BEMIDJI — The Bemidji Chamber of Commerce is in favor of raising Minnesota’s minimum wage — just not to the degree some in the Legislature would like.
In a statement Dec. 18, the chamber called the potential increase “long overdue” but with the caveat that the chamber is “cautious of substantial increase in the minimum wage under proposed legislation.”
Chamber President Lori Paris said while the chamber is in favor of the general idea of a wage increase, it’s wary of a bill passed in the Minnesota House of Representatives that would raise the wage to $9.50 an hour for large businesses and $8.50 an hour for small ones.
“The scale they propose needs to be reconsidered,” she said. “Not anything too drastic, because that will grossly affect pretty much every one of our small business owners here.”During the upcoming session, the House bill will likely be reconciled with the Senate’s more conservative increase of $7.75 an hour.Survey says. . .Paris said the chamber will advocate its stance at the State Capitol, starting with its statement and sending legislators results of a survey of local business owners and operators it conducted this fall.Paris named Rep. Ryan Winkler, DFL-Golden Valley, as a legislator they will reach out to. Winkler spearheaded the House’s wage increase bill, which passed 68-62 in May. A week after the chamber’s survey began Oct. 17, Winkler and fellow DFL members of the Select Committee on Living Wage Jobs, held a public forum in Bemidji. Many of the attendees, local business owners and CEOs, spoke out against the potential wage hike.“With the increase in the minimum wage… you are going to take a lot of the small mom-and-pop shops that operate on such tight margins that you would put a lot of them out of business,” Keg n’ Cork owner Mitch Rautio said at the time.Opposition such as that to an increase is what makes the results of the chamber’s online survey surprising, since it targeted the same demographic of Bemidji businesses.Of the respondents, 49 people, said they’d support an increase in the state minimum wage.

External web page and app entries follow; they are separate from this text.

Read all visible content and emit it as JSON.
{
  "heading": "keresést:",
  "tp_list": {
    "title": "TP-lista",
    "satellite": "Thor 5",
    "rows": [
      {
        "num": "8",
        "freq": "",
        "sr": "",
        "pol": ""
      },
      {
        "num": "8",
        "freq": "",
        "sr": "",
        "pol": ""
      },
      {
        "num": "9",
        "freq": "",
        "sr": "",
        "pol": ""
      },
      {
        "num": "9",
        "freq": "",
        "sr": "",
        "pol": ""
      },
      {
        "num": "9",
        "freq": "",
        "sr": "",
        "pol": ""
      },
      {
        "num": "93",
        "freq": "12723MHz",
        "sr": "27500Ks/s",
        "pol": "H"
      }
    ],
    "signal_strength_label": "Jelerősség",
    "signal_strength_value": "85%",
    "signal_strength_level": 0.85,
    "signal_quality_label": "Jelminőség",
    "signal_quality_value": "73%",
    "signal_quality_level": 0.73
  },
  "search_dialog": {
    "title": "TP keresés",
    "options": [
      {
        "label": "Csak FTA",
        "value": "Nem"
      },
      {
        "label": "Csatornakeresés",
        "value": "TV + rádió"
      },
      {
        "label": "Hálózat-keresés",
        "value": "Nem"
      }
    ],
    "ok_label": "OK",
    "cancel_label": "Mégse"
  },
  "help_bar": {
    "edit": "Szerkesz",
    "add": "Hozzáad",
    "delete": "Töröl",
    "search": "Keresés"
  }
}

Forty-seven respondents said they would oppose it. Another 37 people said they’d “maybe” support it.Business owners also wrote passionate arguments for and against an increase in the survey’s comments sections.“If we don’t pay people a wage they can support their families on we can’t expect them to get off public assistance of one type or another,” one supporter said. “Pay your people what they are worth, they are the faces of your business!”Opponents felt the increase would cause layoffs as smaller businesses struggled to come up with the extra money to pay workers.“The minimum wage does need to be increased, however, the timing is terrible. They should have been increasing it a few cents every year the past 10 years,” said one. “Coming out of the worst business climate in 50 years is not the best time to (increase) wages. Business owners do not have a pile of extra cash laying around to pay these higher wages. They will c(o)st staff and hours.”Other respondents used harsher words.“Minimum wage people are less like the majority of the working class and will only spend their slight increase in pay on addictions (smokes, beer) and places like Wal-Mart which need no help,” said one respondent.The entire debate may be academic in Bemidji — according to at least a third of the business owners who filled out the survey. In response to the question “If there is passage to an increase in the minimum wage, how would your business adjust to a $2 dollar an hour increase? Select all that apply”, 35 percent of respondents picked “I pay above minimum wage and I don’t feel I would need to make any changes”; 37 percent said they would raise prices; 31 percent said they would reduce staff and 15 percent said the $2 increase would not impact their business. (To this question, respondents could choose as many options as they wanted).According to a 2012 study conducted by the federal Bureau of Labor Statistics, there were approximately 60,000 people in Minnesota paid at or below the prevailing federal minimum wage.